The Senate, together with the House of Representatives and on an equal footing, is competent for:

2. Other legislation

For some other laws, the Senate can intervene through the evocation procedure. At the request of a majority of the senators (and at least one third of the senators in each linguistic group), the Senate examines a bill adopted by the Chamber. The Senate may amend (modify) the draft. After amendment by the Senate, the Chamber decides whether it accepts the amendments made by the Senate.

3. Information reports

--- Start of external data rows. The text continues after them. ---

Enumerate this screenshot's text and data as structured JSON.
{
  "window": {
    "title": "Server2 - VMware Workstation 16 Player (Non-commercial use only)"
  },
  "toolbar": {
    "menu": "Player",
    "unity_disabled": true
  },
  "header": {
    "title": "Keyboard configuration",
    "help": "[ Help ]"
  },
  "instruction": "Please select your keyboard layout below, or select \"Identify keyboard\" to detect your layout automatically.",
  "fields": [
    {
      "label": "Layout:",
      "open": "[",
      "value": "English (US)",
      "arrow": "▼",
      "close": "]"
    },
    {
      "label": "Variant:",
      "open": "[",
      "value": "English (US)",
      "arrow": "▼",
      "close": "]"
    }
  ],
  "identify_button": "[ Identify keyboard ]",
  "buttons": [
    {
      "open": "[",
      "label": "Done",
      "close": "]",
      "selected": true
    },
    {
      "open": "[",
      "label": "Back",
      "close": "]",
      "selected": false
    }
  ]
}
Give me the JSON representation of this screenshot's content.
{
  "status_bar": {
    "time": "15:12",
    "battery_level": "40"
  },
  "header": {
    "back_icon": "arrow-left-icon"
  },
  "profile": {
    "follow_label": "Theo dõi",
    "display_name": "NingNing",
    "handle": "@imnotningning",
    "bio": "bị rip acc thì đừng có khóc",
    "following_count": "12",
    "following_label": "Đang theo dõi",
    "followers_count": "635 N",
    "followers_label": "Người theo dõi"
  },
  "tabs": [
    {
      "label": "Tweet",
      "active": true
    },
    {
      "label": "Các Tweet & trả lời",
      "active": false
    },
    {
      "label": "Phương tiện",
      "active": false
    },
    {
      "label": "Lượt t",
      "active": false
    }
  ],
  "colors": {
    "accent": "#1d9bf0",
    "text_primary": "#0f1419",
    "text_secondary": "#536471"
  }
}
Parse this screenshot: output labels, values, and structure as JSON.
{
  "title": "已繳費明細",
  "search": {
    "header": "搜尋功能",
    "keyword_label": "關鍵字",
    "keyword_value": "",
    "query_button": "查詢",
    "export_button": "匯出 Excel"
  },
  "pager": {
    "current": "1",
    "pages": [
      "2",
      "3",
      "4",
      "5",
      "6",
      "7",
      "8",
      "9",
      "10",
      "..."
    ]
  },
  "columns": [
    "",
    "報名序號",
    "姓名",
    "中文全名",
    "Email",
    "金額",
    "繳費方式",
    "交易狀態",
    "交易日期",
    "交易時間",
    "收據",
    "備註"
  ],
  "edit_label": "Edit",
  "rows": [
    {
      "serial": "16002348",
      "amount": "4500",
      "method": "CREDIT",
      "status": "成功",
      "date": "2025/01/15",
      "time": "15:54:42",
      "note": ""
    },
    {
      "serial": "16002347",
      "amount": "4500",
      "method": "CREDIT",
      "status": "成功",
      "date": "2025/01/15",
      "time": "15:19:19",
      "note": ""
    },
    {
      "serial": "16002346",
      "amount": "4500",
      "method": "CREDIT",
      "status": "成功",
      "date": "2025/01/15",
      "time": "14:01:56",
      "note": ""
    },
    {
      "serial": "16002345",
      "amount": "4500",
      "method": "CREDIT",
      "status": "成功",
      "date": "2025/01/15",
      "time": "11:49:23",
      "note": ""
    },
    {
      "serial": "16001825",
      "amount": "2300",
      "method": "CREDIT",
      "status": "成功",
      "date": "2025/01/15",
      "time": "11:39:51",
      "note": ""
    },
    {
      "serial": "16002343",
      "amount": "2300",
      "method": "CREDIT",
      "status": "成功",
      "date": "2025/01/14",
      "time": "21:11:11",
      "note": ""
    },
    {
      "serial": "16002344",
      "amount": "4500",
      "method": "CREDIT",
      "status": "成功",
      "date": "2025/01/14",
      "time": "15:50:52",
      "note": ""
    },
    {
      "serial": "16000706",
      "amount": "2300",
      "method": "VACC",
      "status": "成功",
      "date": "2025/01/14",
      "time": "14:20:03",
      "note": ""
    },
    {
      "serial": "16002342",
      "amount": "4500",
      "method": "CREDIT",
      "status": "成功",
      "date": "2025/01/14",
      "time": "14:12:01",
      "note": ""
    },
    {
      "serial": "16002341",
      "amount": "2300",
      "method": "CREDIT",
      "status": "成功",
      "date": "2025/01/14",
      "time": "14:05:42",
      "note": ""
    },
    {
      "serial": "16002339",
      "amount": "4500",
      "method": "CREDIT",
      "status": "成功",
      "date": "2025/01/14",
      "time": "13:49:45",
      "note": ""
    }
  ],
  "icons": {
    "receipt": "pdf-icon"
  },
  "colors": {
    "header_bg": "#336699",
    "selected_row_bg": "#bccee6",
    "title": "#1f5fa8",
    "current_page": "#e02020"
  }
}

An important part of the Senate's work consists of drawing up information reports on 'cross-cutting issues'. These are issues that touch on the competences of different levels of government (Federal State, Communities and Regions). Such coordination is important in the Belgian federal structure, in which competences are divided but in which federal laws and federate laws and ordinances have the same force.

4. Conflicts of interest

Where a parliamentary assembly fears to be seriously prejudiced by a draft or a proposal submitted in another assembly, the Senate may mediate in this conflict of interest.

5. International dimension

Through their Senators, state parliaments can participate in meetings of international parliamentary organisations.

Like the other parliaments, the Senate ensures that the European Union does not take an initiative on a subject that is better dealt with at another level. This is the subsidiarity test.

6. Composition of high-level judicial bodies

Candidates for the position of member of the Council of State or judge in the Constitutional Court are nominated in turn by the Chamber and by the Senate.

In addition, the Senate appoints the members of the High Council of Justice who are not magistrates.